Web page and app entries
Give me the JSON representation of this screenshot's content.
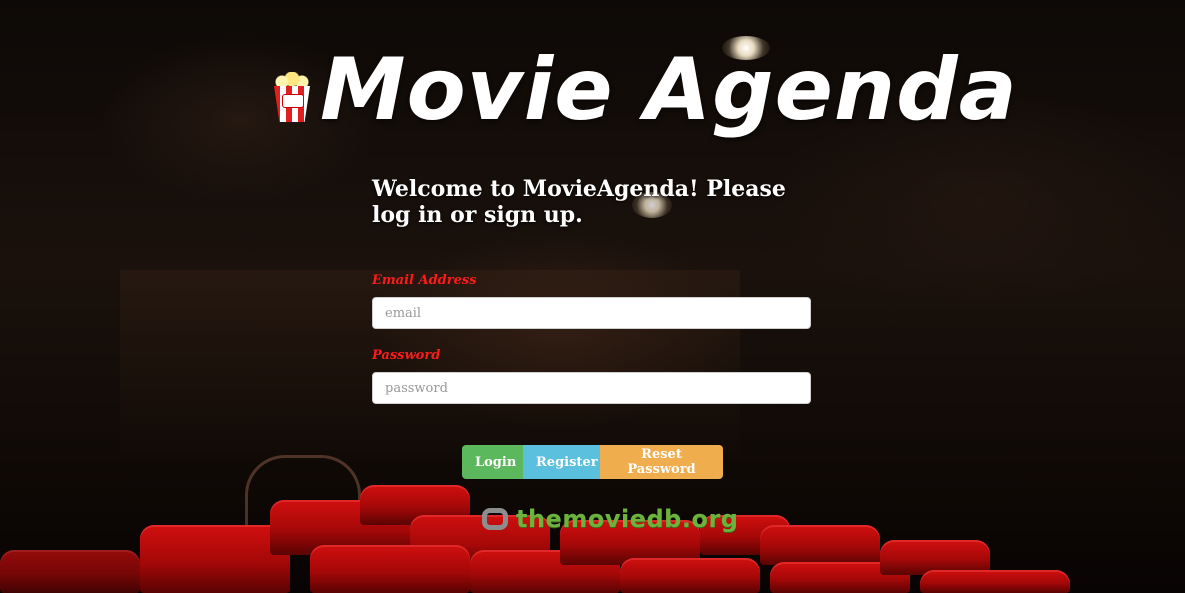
{
  "header": {
    "app_title": "Movie Agenda",
    "logo_icon": "popcorn-icon"
  },
  "welcome_message": "Welcome to MovieAgenda! Please log in or sign up.",
  "form": {
    "email": {
      "label": "Email Address",
      "placeholder": "email",
      "value": ""
    },
    "password": {
      "label": "Password",
      "placeholder": "password",
      "value": ""
    }
  },
  "buttons": {
    "login": "Login",
    "register": "Register",
    "reset": "Reset Password"
  },
  "footer": {
    "attribution": "themoviedb.org",
    "attribution_icon": "tmdb-logo-icon"
  },
  "colors": {
    "label": "#ff1a1a",
    "login": "#5cb85c",
    "register": "#5bc0de",
    "reset": "#f0ad4e",
    "attribution": "#6bb33d"
  }
}
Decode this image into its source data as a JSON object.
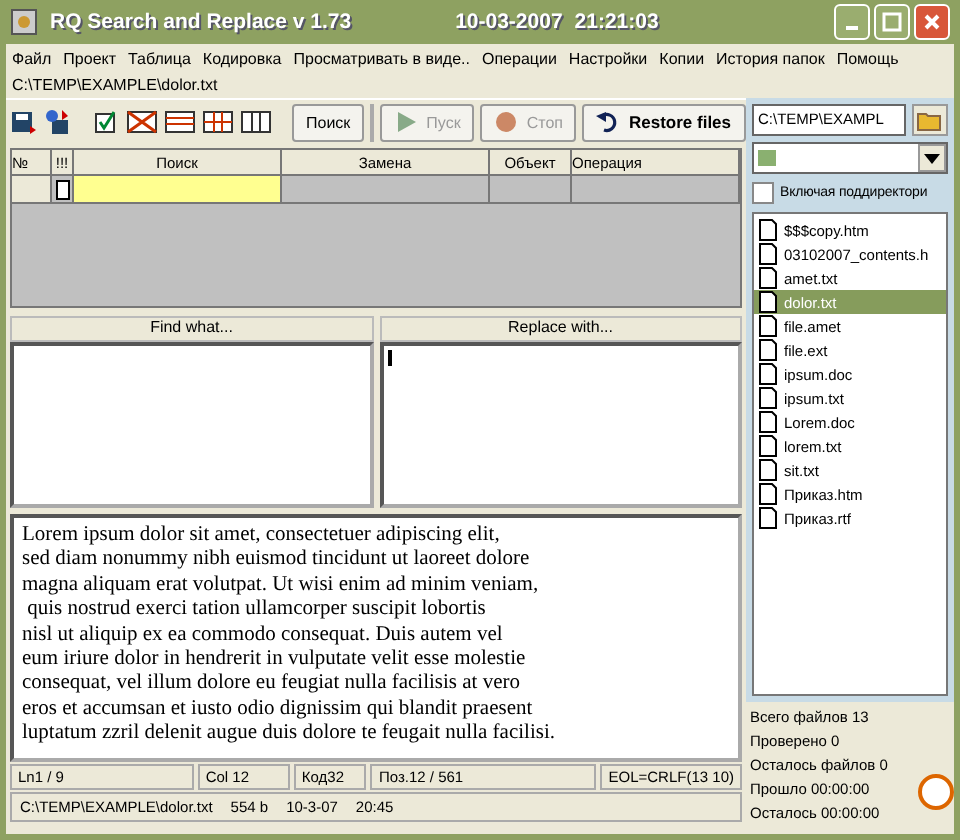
{
  "window": {
    "title": "RQ Search and Replace v 1.73",
    "date": "10-03-2007",
    "time": "21:21:03"
  },
  "menu": [
    "Файл",
    "Проект",
    "Таблица",
    "Кодировка",
    "Просматривать в виде..",
    "Операции",
    "Настройки",
    "Копии",
    "История папок",
    "Помощь"
  ],
  "path": "C:\\TEMP\\EXAMPLE\\dolor.txt",
  "toolbar": [
    {
      "label": "Поиск",
      "kind": "plain",
      "disabled": false
    },
    {
      "label": "Пуск",
      "kind": "play",
      "disabled": true
    },
    {
      "label": "Стоп",
      "kind": "stop",
      "disabled": true
    },
    {
      "label": "Restore files",
      "kind": "restore",
      "disabled": false
    }
  ],
  "grid": {
    "columns": [
      "№",
      "!!!",
      "Поиск",
      "Замена",
      "Объект",
      "Операция"
    ]
  },
  "find_label": "Find what...",
  "replace_label": "Replace with...",
  "editor_lines": [
    "Lorem ipsum dolor sit amet, consectetuer adipiscing elit,",
    "sed diam nonummy nibh euismod tincidunt ut laoreet dolore",
    "magna aliquam erat volutpat. Ut wisi enim ad minim veniam,",
    " quis nostrud exerci tation ullamcorper suscipit lobortis",
    "nisl ut aliquip ex ea commodo consequat. Duis autem vel",
    "eum iriure dolor in hendrerit in vulputate velit esse molestie",
    "consequat, vel illum dolore eu feugiat nulla facilisis at vero",
    "eros et accumsan et iusto odio dignissim qui blandit praesent",
    "luptatum zzril delenit augue duis dolore te feugait nulla facilisi."
  ],
  "status": [
    "Ln1 / 9",
    "Col 12",
    "Код32",
    "Поз.12 / 561",
    "EOL=CRLF(13 10)"
  ],
  "file_info": [
    "C:\\TEMP\\EXAMPLE\\dolor.txt",
    "554 b",
    "10-3-07",
    "20:45"
  ],
  "sidebar": {
    "folder": "C:\\TEMP\\EXAMPL",
    "subdirs": {
      "label": "Включая поддиректори",
      "checked": false
    },
    "files": [
      {
        "name": "$$$copy.htm",
        "selected": false
      },
      {
        "name": "03102007_contents.h",
        "selected": false
      },
      {
        "name": "amet.txt",
        "selected": false
      },
      {
        "name": "dolor.txt",
        "selected": true
      },
      {
        "name": "file.amet",
        "selected": false
      },
      {
        "name": "file.ext",
        "selected": false
      },
      {
        "name": "ipsum.doc",
        "selected": false
      },
      {
        "name": "ipsum.txt",
        "selected": false
      },
      {
        "name": "Lorem.doc",
        "selected": false
      },
      {
        "name": "lorem.txt",
        "selected": false
      },
      {
        "name": "sit.txt",
        "selected": false
      },
      {
        "name": "Приказ.htm",
        "selected": false
      },
      {
        "name": "Приказ.rtf",
        "selected": false
      }
    ],
    "stats": [
      "Всего файлов 13",
      "Проверено 0",
      "Осталось файлов 0",
      "Прошло 00:00:00",
      "Осталось 00:00:00"
    ]
  }
}
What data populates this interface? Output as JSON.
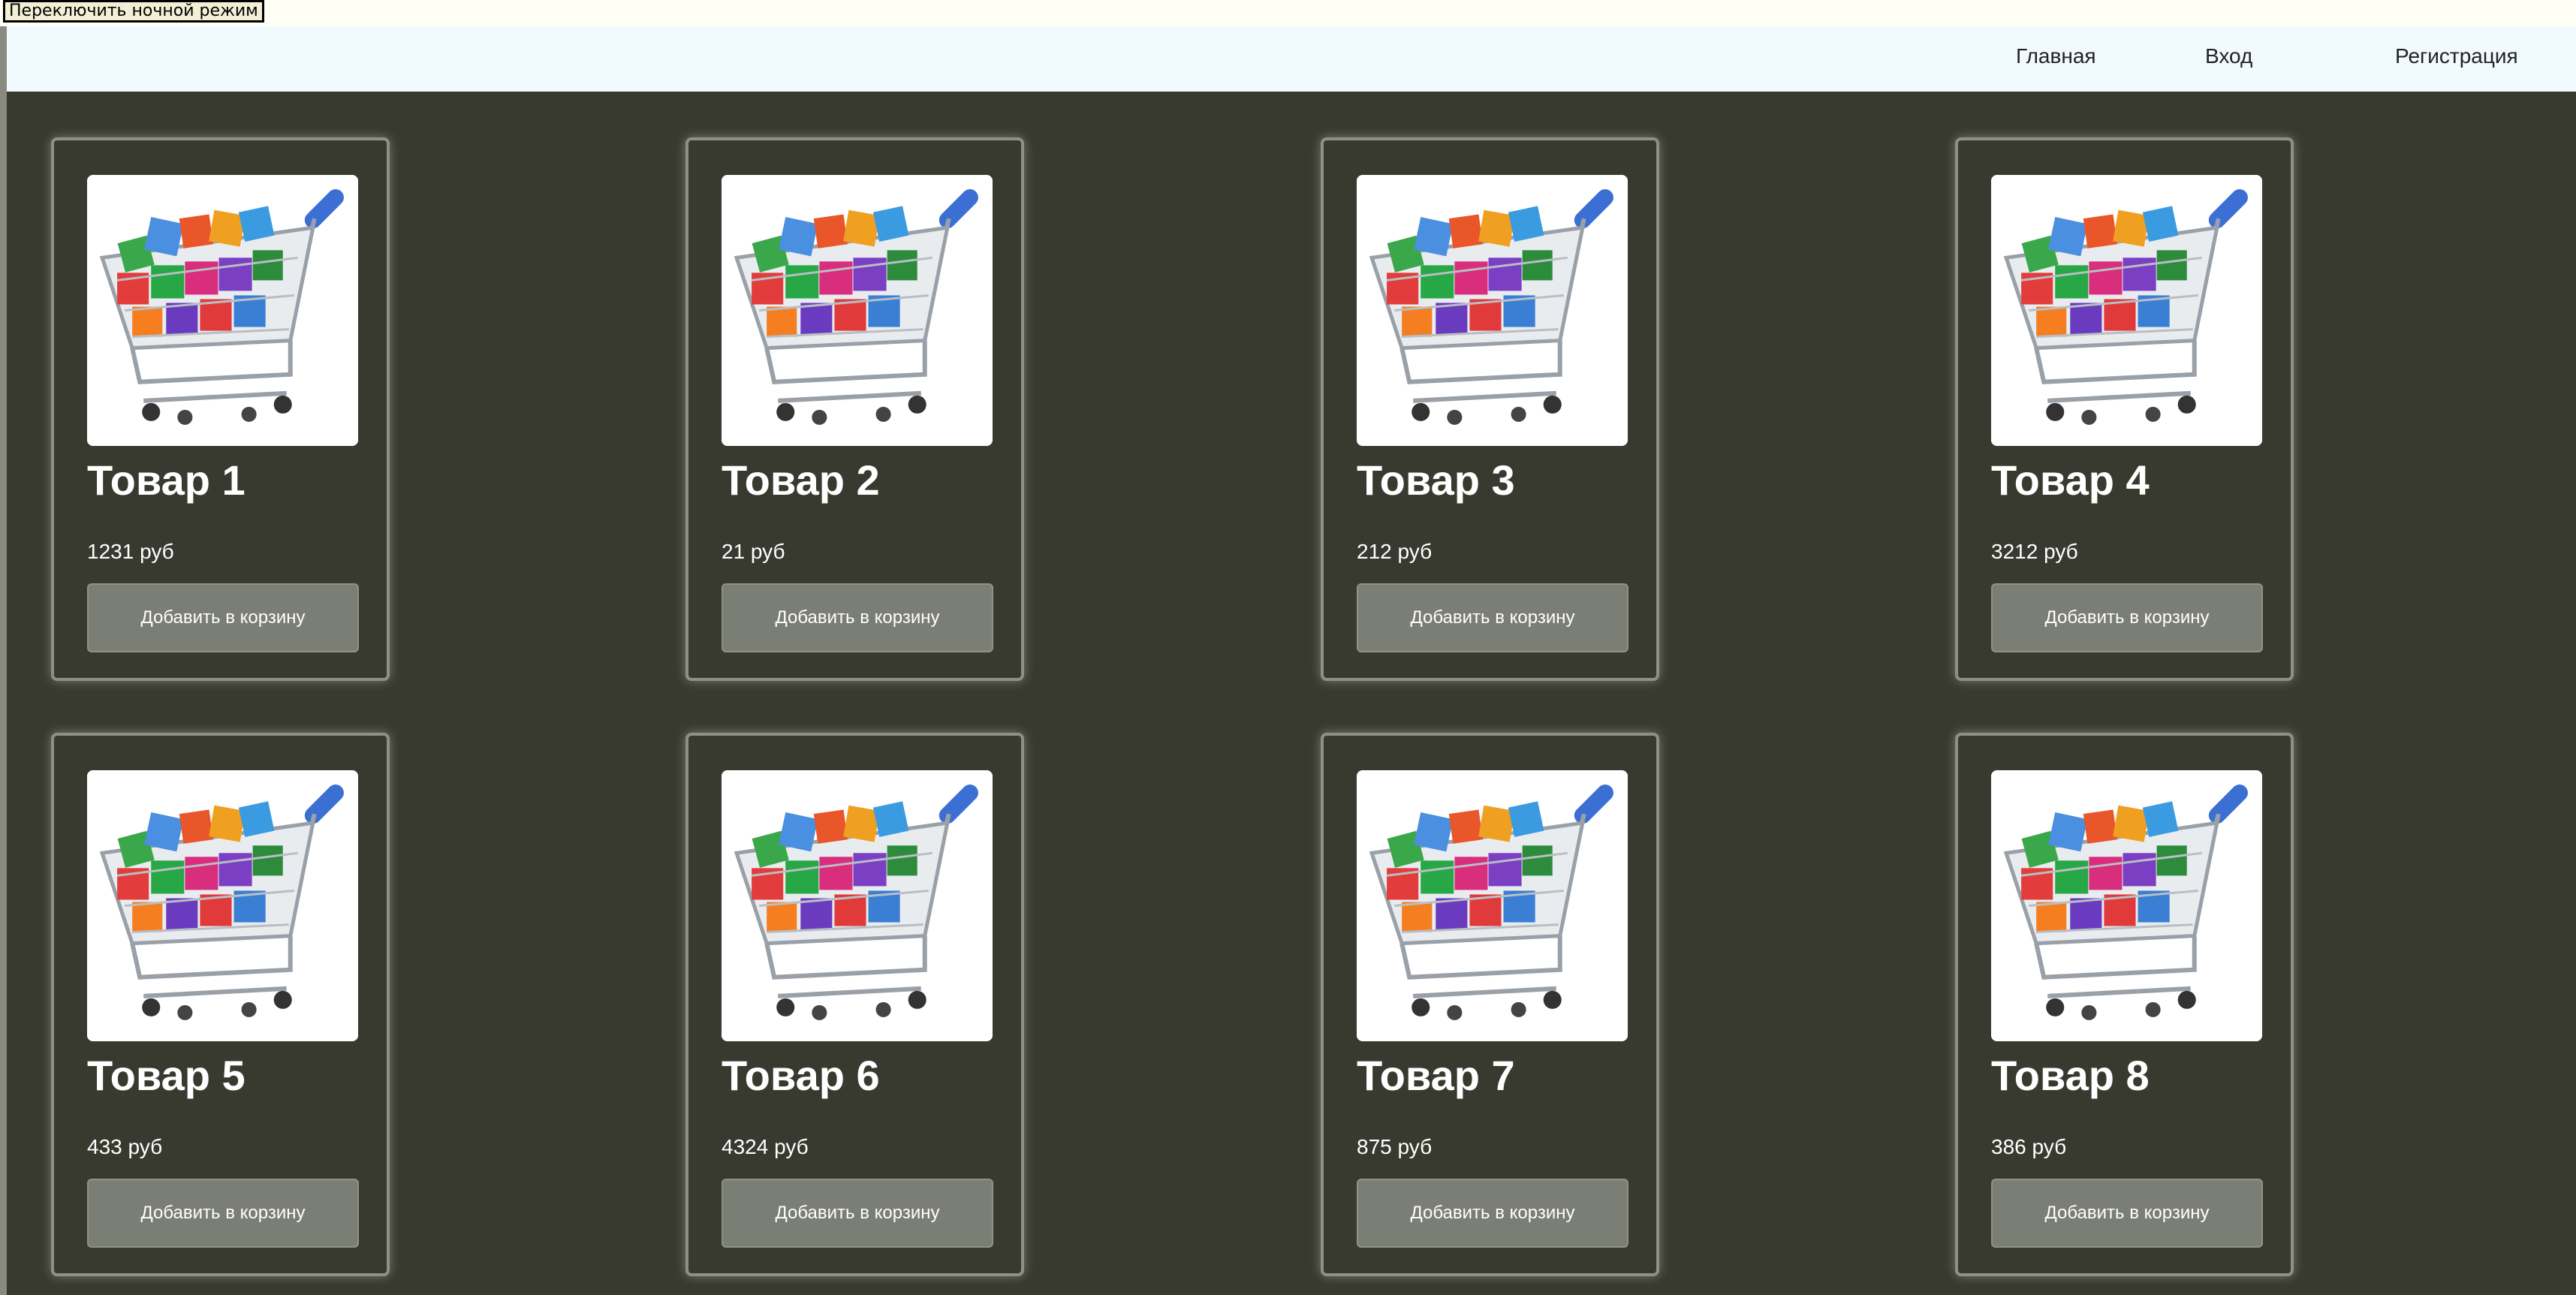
{
  "toggle": {
    "label": "Переключить ночной режим"
  },
  "nav": {
    "items": [
      {
        "label": "Главная"
      },
      {
        "label": "Вход"
      },
      {
        "label": "Регистрация"
      }
    ]
  },
  "products": [
    {
      "title": "Товар 1",
      "price": "1231 руб",
      "button": "Добавить в корзину",
      "image": "shopping-cart-image"
    },
    {
      "title": "Товар 2",
      "price": "21 руб",
      "button": "Добавить в корзину",
      "image": "shopping-cart-image"
    },
    {
      "title": "Товар 3",
      "price": "212 руб",
      "button": "Добавить в корзину",
      "image": "shopping-cart-image"
    },
    {
      "title": "Товар 4",
      "price": "3212 руб",
      "button": "Добавить в корзину",
      "image": "shopping-cart-image"
    },
    {
      "title": "Товар 5",
      "price": "433 руб",
      "button": "Добавить в корзину",
      "image": "shopping-cart-image"
    },
    {
      "title": "Товар 6",
      "price": "4324 руб",
      "button": "Добавить в корзину",
      "image": "shopping-cart-image"
    },
    {
      "title": "Товар 7",
      "price": "875 руб",
      "button": "Добавить в корзину",
      "image": "shopping-cart-image"
    },
    {
      "title": "Товар 8",
      "price": "386 руб",
      "button": "Добавить в корзину",
      "image": "shopping-cart-image"
    }
  ],
  "colors": {
    "page_background": "#393a2f",
    "navbar_background": "#f1fbff",
    "button_background": "#7b7e74",
    "card_border": "#8e9086"
  }
}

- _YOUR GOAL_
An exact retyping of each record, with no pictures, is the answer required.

- _ANSWER_
Give me the JSON representation of this screenshot's content.
{
  "header": {
    "app_title": "Movie Agenda",
    "logo_icon": "popcorn-icon"
  },
  "welcome_message": "Welcome to MovieAgenda! Please log in or sign up.",
  "form": {
    "email": {
      "label": "Email Address",
      "placeholder": "email",
      "value": ""
    },
    "password": {
      "label": "Password",
      "placeholder": "password",
      "value": ""
    }
  },
  "buttons": {
    "login": "Login",
    "register": "Register",
    "reset": "Reset Password"
  },
  "footer": {
    "attribution": "themoviedb.org",
    "attribution_icon": "tmdb-logo-icon"
  },
  "colors": {
    "label": "#ff1a1a",
    "login": "#5cb85c",
    "register": "#5bc0de",
    "reset": "#f0ad4e",
    "attribution": "#6bb33d"
  }
}
Decode this image into its source data as a JSON object.
{
  "window": {
    "title": "RQ Search and Replace v 1.73",
    "date": "10-03-2007",
    "time": "21:21:03"
  },
  "menu": [
    "Файл",
    "Проект",
    "Таблица",
    "Кодировка",
    "Просматривать в виде..",
    "Операции",
    "Настройки",
    "Копии",
    "История папок",
    "Помощь"
  ],
  "path": "C:\\TEMP\\EXAMPLE\\dolor.txt",
  "toolbar": [
    {
      "label": "Поиск",
      "kind": "plain",
      "disabled": false
    },
    {
      "label": "Пуск",
      "kind": "play",
      "disabled": true
    },
    {
      "label": "Стоп",
      "kind": "stop",
      "disabled": true
    },
    {
      "label": "Restore files",
      "kind": "restore",
      "disabled": false
    }
  ],
  "grid": {
    "columns": [
      "№",
      "!!!",
      "Поиск",
      "Замена",
      "Объект",
      "Операция"
    ]
  },
  "find_label": "Find what...",
  "replace_label": "Replace with...",
  "editor_lines": [
    "Lorem ipsum dolor sit amet, consectetuer adipiscing elit,",
    "sed diam nonummy nibh euismod tincidunt ut laoreet dolore",
    "magna aliquam erat volutpat. Ut wisi enim ad minim veniam,",
    " quis nostrud exerci tation ullamcorper suscipit lobortis",
    "nisl ut aliquip ex ea commodo consequat. Duis autem vel",
    "eum iriure dolor in hendrerit in vulputate velit esse molestie",
    "consequat, vel illum dolore eu feugiat nulla facilisis at vero",
    "eros et accumsan et iusto odio dignissim qui blandit praesent",
    "luptatum zzril delenit augue duis dolore te feugait nulla facilisi."
  ],
  "status": [
    "Ln1 / 9",
    "Col 12",
    "Код32",
    "Поз.12 / 561",
    "EOL=CRLF(13 10)"
  ],
  "file_info": [
    "C:\\TEMP\\EXAMPLE\\dolor.txt",
    "554 b",
    "10-3-07",
    "20:45"
  ],
  "sidebar": {
    "folder": "C:\\TEMP\\EXAMPL",
    "subdirs": {
      "label": "Включая поддиректори",
      "checked": false
    },
    "files": [
      {
        "name": "$$$copy.htm",
        "selected": false
      },
      {
        "name": "03102007_contents.h",
        "selected": false
      },
      {
        "name": "amet.txt",
        "selected": false
      },
      {
        "name": "dolor.txt",
        "selected": true
      },
      {
        "name": "file.amet",
        "selected": false
      },
      {
        "name": "file.ext",
        "selected": false
      },
      {
        "name": "ipsum.doc",
        "selected": false
      },
      {
        "name": "ipsum.txt",
        "selected": false
      },
      {
        "name": "Lorem.doc",
        "selected": false
      },
      {
        "name": "lorem.txt",
        "selected": false
      },
      {
        "name": "sit.txt",
        "selected": false
      },
      {
        "name": "Приказ.htm",
        "selected": false
      },
      {
        "name": "Приказ.rtf",
        "selected": false
      }
    ],
    "stats": [
      "Всего файлов 13",
      "Проверено 0",
      "Осталось файлов 0",
      "Прошло 00:00:00",
      "Осталось 00:00:00"
    ]
  }
}
What data populates this interface? Output as JSON.
{
  "toggle": {
    "label": "Переключить ночной режим"
  },
  "nav": {
    "items": [
      {
        "label": "Главная"
      },
      {
        "label": "Вход"
      },
      {
        "label": "Регистрация"
      }
    ]
  },
  "products": [
    {
      "title": "Товар 1",
      "price": "1231 руб",
      "button": "Добавить в корзину",
      "image": "shopping-cart-image"
    },
    {
      "title": "Товар 2",
      "price": "21 руб",
      "button": "Добавить в корзину",
      "image": "shopping-cart-image"
    },
    {
      "title": "Товар 3",
      "price": "212 руб",
      "button": "Добавить в корзину",
      "image": "shopping-cart-image"
    },
    {
      "title": "Товар 4",
      "price": "3212 руб",
      "button": "Добавить в корзину",
      "image": "shopping-cart-image"
    },
    {
      "title": "Товар 5",
      "price": "433 руб",
      "button": "Добавить в корзину",
      "image": "shopping-cart-image"
    },
    {
      "title": "Товар 6",
      "price": "4324 руб",
      "button": "Добавить в корзину",
      "image": "shopping-cart-image"
    },
    {
      "title": "Товар 7",
      "price": "875 руб",
      "button": "Добавить в корзину",
      "image": "shopping-cart-image"
    },
    {
      "title": "Товар 8",
      "price": "386 руб",
      "button": "Добавить в корзину",
      "image": "shopping-cart-image"
    }
  ],
  "colors": {
    "page_background": "#393a2f",
    "navbar_background": "#f1fbff",
    "button_background": "#7b7e74",
    "card_border": "#8e9086"
  }
}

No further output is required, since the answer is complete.